Yet for all his lofty achievements, few people are familiar with the story of Bigelow, a lawyer, statesman and distinguished man of letters.

“There was no room for laziness in his schedule. Hours empty of thought or purposeful activity did not exist,” Margaret Clapp wrote in her 1947 Pulitzer Prize-winning biography of Bigelow, Forgotten First Citizen.

One hundred years after he died, Bigelow may finally get his due. To help mark the centennial of Bigelow’s death, Union has embarked on an ambitious project to pay tribute to its most versatile alum, who graduated in 1835.

Called “Remembered First Citizen” in a nod to Clapp’s biography, the project kicked off Monday with an exhibit in Schaffer Library showcasing some of the 4,000 titles from Bigelow’s personal library, a journal he kept in the last months of his life (he was 94 when he died Dec. 19, 1911), and artifacts such as his death mask, typewriter and working papers for his groundbreaking edition of the Franklin autobiography.

In February, a massive digital index to the College’s John Bigelow Correspondence File, which consists of more than 20,000 letters from prominent political, cultural and literary giants, is expected to go online. Among those who wrote to Bigelow were Theodore Roosevelt, Andrew Carnegie, Charles Dickens, Mark Twain and Frederick Law Olmsted, the landscape architect who co-designed Central Park.

The letters, measuring 80 linear feet when stacked together, touch on Bigelow’s activities as the French consul during the Civil War and reactions to the Lincoln assassination; the founding of the Panama Canal; and the creation of public art works and notable institutions in New York, including the Metropolitan Museum of Art, Central Park and the New York Public Library.

The College has paid homage to Bigelow in the past. Since 1916, there has been an endowed professorship in his name. And in 2008, President Stephen C. Ainlay established the John Bigelow Medal to recognize friends of the College who have contributed to the advancement of humanity.  The first recipient was Paul LeClerc, who recently retired as president of the New York Public Library.

“This project is not only one of remembrance but of revival,” said Annette LeClair,
librarian and head of technical services at Schaffer, which along with the New York Public Library houses the largest collection of Bigelow material.

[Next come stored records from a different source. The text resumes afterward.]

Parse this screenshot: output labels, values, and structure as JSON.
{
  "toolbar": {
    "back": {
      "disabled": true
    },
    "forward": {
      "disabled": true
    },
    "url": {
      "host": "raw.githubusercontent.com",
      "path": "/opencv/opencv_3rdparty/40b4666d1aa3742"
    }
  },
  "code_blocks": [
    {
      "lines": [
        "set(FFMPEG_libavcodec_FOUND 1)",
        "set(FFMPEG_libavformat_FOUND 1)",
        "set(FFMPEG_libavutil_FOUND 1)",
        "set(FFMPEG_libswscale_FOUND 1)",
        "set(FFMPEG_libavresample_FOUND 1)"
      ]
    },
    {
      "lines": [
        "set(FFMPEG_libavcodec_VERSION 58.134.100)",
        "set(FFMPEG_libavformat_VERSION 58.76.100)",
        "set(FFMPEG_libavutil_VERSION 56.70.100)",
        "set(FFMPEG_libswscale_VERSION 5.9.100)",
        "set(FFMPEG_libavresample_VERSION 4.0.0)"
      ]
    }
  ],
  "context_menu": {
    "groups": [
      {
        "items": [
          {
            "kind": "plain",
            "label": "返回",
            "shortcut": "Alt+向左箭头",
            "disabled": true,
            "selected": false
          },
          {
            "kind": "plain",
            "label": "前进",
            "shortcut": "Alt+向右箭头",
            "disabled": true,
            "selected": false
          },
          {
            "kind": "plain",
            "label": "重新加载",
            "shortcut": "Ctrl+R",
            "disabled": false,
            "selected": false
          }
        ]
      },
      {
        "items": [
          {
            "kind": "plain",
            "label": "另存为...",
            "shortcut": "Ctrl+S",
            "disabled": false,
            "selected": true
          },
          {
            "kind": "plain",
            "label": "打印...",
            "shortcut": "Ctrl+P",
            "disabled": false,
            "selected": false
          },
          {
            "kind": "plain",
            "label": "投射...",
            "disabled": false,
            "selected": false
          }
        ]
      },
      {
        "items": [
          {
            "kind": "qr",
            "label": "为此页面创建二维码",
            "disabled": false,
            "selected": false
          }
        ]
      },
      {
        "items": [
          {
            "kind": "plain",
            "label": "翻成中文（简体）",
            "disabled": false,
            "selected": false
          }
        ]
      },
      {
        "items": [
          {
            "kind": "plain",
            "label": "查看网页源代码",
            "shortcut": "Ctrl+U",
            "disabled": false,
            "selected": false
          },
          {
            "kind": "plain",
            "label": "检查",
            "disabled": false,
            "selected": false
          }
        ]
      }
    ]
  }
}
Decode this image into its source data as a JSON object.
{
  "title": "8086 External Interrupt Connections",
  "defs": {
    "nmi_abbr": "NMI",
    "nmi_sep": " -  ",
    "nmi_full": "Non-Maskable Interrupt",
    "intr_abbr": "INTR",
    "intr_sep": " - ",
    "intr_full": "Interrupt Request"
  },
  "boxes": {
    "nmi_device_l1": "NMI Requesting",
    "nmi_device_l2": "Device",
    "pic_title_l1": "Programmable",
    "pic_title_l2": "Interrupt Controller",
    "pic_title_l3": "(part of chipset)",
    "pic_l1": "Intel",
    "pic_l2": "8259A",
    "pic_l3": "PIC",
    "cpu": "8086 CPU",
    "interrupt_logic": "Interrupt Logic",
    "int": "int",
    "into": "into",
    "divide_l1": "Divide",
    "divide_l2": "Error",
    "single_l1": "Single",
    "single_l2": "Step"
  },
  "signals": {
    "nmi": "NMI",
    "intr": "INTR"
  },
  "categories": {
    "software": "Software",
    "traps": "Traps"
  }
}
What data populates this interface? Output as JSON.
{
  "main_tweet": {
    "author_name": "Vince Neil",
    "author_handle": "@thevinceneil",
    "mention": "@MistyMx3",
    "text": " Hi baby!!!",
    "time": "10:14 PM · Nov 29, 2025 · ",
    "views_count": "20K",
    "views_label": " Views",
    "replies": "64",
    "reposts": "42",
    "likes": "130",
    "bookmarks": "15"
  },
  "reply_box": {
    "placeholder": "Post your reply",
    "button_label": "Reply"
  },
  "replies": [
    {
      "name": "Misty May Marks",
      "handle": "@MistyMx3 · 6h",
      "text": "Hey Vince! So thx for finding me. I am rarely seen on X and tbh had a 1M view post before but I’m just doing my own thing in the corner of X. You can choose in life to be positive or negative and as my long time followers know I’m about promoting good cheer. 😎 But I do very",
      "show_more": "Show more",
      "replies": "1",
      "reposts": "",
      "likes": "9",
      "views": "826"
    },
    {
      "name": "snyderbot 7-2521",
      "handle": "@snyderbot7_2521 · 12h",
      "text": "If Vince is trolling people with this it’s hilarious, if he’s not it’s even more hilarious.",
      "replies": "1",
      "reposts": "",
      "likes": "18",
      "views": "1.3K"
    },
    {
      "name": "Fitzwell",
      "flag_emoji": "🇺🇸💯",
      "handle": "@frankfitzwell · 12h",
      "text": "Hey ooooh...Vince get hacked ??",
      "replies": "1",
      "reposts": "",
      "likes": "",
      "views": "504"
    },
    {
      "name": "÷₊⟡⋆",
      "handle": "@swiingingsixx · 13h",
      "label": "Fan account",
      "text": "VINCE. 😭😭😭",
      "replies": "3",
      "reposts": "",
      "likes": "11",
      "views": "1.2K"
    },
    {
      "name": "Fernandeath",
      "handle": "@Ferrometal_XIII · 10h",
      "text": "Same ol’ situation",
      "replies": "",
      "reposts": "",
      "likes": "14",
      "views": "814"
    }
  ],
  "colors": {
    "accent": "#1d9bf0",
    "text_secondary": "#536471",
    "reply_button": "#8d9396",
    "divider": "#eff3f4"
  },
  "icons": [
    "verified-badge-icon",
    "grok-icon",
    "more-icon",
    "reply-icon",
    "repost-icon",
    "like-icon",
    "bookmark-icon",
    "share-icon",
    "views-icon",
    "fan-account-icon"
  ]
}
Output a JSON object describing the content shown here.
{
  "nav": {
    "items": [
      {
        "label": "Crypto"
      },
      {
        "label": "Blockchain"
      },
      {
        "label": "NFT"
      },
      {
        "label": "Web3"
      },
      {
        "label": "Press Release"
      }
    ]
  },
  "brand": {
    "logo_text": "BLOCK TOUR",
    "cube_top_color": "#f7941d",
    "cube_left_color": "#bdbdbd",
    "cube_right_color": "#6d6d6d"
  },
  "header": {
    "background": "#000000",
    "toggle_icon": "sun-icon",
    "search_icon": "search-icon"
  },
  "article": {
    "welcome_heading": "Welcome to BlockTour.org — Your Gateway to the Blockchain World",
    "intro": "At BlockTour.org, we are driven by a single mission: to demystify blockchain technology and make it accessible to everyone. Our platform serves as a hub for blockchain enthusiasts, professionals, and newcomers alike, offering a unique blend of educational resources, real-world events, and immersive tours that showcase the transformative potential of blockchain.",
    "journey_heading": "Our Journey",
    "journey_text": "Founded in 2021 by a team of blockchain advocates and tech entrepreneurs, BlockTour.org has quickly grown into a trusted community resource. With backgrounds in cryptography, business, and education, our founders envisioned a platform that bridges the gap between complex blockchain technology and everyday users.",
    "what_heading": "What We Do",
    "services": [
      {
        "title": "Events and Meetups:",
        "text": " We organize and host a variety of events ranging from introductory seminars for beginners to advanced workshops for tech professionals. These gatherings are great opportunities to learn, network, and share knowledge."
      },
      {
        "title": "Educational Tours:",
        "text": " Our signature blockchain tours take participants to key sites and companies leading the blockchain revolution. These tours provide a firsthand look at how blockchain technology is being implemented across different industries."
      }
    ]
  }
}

“His interests and influence were of remarkable breadth and significance in American life.”

To read more about the project in the Times Union, click here.

To read a story in the Daily Gazette, click here.